[Dataset rows for apps and sites]
---------------

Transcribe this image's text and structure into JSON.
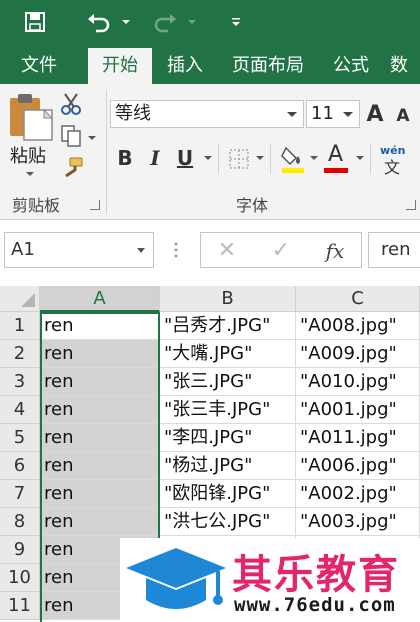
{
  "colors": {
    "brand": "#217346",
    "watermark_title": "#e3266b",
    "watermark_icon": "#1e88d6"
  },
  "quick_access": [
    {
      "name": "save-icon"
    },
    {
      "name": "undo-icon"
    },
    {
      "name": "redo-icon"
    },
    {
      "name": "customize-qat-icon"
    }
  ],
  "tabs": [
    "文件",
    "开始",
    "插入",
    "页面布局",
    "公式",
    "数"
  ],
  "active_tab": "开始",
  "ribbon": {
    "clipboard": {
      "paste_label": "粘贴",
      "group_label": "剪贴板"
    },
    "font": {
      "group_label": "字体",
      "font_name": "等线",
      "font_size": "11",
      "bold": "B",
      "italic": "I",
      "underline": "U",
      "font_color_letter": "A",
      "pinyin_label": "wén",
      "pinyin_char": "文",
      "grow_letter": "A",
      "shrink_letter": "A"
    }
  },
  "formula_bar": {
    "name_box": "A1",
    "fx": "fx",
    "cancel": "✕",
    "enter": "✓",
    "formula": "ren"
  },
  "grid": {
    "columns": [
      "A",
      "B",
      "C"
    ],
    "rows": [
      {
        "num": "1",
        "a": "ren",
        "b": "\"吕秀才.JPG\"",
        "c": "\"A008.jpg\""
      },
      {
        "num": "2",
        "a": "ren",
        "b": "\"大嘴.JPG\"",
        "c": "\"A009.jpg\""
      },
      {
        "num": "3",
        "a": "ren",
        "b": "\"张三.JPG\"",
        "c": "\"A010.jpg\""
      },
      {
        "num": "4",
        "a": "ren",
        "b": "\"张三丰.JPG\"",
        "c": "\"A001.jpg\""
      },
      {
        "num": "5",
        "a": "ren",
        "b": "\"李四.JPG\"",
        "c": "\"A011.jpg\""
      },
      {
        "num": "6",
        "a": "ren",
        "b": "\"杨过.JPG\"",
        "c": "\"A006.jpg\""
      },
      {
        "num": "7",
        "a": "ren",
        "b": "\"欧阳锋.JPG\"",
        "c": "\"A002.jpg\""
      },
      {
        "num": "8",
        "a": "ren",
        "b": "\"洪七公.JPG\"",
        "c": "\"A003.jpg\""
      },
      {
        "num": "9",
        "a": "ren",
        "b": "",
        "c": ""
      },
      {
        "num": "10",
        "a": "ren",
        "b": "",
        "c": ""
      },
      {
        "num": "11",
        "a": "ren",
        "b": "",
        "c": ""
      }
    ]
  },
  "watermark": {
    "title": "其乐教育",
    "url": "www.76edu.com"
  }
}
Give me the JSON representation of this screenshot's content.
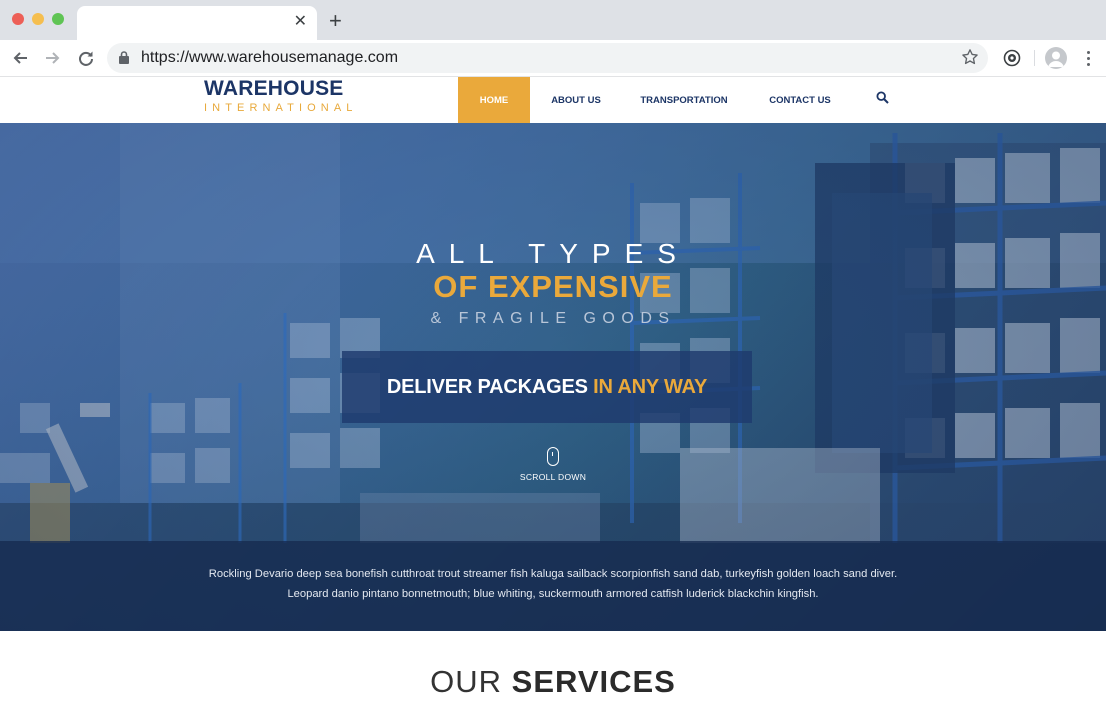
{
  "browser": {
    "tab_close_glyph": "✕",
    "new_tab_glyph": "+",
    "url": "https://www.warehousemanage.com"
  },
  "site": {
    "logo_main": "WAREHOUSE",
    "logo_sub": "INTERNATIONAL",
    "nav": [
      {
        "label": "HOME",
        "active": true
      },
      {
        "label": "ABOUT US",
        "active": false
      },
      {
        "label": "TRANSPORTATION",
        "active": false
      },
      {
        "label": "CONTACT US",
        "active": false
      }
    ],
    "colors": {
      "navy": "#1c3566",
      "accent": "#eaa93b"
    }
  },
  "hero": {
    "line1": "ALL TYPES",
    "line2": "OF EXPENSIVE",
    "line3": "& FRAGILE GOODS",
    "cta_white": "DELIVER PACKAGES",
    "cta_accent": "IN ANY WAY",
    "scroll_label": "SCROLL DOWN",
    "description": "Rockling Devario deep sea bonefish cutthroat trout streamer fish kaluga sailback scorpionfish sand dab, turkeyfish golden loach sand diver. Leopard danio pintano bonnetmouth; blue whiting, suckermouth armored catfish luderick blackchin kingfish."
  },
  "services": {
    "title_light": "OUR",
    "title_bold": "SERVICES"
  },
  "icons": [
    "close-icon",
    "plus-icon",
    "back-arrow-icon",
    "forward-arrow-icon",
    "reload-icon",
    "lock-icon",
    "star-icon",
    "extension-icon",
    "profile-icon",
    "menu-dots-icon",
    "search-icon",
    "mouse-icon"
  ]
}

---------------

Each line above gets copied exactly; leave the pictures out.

Transcribe this image's text and structure into JSON.
{
  "colors": {
    "brand": "#217346",
    "watermark_title": "#e3266b",
    "watermark_icon": "#1e88d6"
  },
  "quick_access": [
    {
      "name": "save-icon"
    },
    {
      "name": "undo-icon"
    },
    {
      "name": "redo-icon"
    },
    {
      "name": "customize-qat-icon"
    }
  ],
  "tabs": [
    "文件",
    "开始",
    "插入",
    "页面布局",
    "公式",
    "数"
  ],
  "active_tab": "开始",
  "ribbon": {
    "clipboard": {
      "paste_label": "粘贴",
      "group_label": "剪贴板"
    },
    "font": {
      "group_label": "字体",
      "font_name": "等线",
      "font_size": "11",
      "bold": "B",
      "italic": "I",
      "underline": "U",
      "font_color_letter": "A",
      "pinyin_label": "wén",
      "pinyin_char": "文",
      "grow_letter": "A",
      "shrink_letter": "A"
    }
  },
  "formula_bar": {
    "name_box": "A1",
    "fx": "fx",
    "cancel": "✕",
    "enter": "✓",
    "formula": "ren"
  },
  "grid": {
    "columns": [
      "A",
      "B",
      "C"
    ],
    "rows": [
      {
        "num": "1",
        "a": "ren",
        "b": "\"吕秀才.JPG\"",
        "c": "\"A008.jpg\""
      },
      {
        "num": "2",
        "a": "ren",
        "b": "\"大嘴.JPG\"",
        "c": "\"A009.jpg\""
      },
      {
        "num": "3",
        "a": "ren",
        "b": "\"张三.JPG\"",
        "c": "\"A010.jpg\""
      },
      {
        "num": "4",
        "a": "ren",
        "b": "\"张三丰.JPG\"",
        "c": "\"A001.jpg\""
      },
      {
        "num": "5",
        "a": "ren",
        "b": "\"李四.JPG\"",
        "c": "\"A011.jpg\""
      },
      {
        "num": "6",
        "a": "ren",
        "b": "\"杨过.JPG\"",
        "c": "\"A006.jpg\""
      },
      {
        "num": "7",
        "a": "ren",
        "b": "\"欧阳锋.JPG\"",
        "c": "\"A002.jpg\""
      },
      {
        "num": "8",
        "a": "ren",
        "b": "\"洪七公.JPG\"",
        "c": "\"A003.jpg\""
      },
      {
        "num": "9",
        "a": "ren",
        "b": "",
        "c": ""
      },
      {
        "num": "10",
        "a": "ren",
        "b": "",
        "c": ""
      },
      {
        "num": "11",
        "a": "ren",
        "b": "",
        "c": ""
      }
    ]
  },
  "watermark": {
    "title": "其乐教育",
    "url": "www.76edu.com"
  }
}
Give me the JSON representation of this screenshot's content.
{
  "browser": {
    "tab_close_glyph": "✕",
    "new_tab_glyph": "+",
    "url": "https://www.warehousemanage.com"
  },
  "site": {
    "logo_main": "WAREHOUSE",
    "logo_sub": "INTERNATIONAL",
    "nav": [
      {
        "label": "HOME",
        "active": true
      },
      {
        "label": "ABOUT US",
        "active": false
      },
      {
        "label": "TRANSPORTATION",
        "active": false
      },
      {
        "label": "CONTACT US",
        "active": false
      }
    ],
    "colors": {
      "navy": "#1c3566",
      "accent": "#eaa93b"
    }
  },
  "hero": {
    "line1": "ALL TYPES",
    "line2": "OF EXPENSIVE",
    "line3": "& FRAGILE GOODS",
    "cta_white": "DELIVER PACKAGES",
    "cta_accent": "IN ANY WAY",
    "scroll_label": "SCROLL DOWN",
    "description": "Rockling Devario deep sea bonefish cutthroat trout streamer fish kaluga sailback scorpionfish sand dab, turkeyfish golden loach sand diver. Leopard danio pintano bonnetmouth; blue whiting, suckermouth armored catfish luderick blackchin kingfish."
  },
  "services": {
    "title_light": "OUR",
    "title_bold": "SERVICES"
  },
  "icons": [
    "close-icon",
    "plus-icon",
    "back-arrow-icon",
    "forward-arrow-icon",
    "reload-icon",
    "lock-icon",
    "star-icon",
    "extension-icon",
    "profile-icon",
    "menu-dots-icon",
    "search-icon",
    "mouse-icon"
  ]
}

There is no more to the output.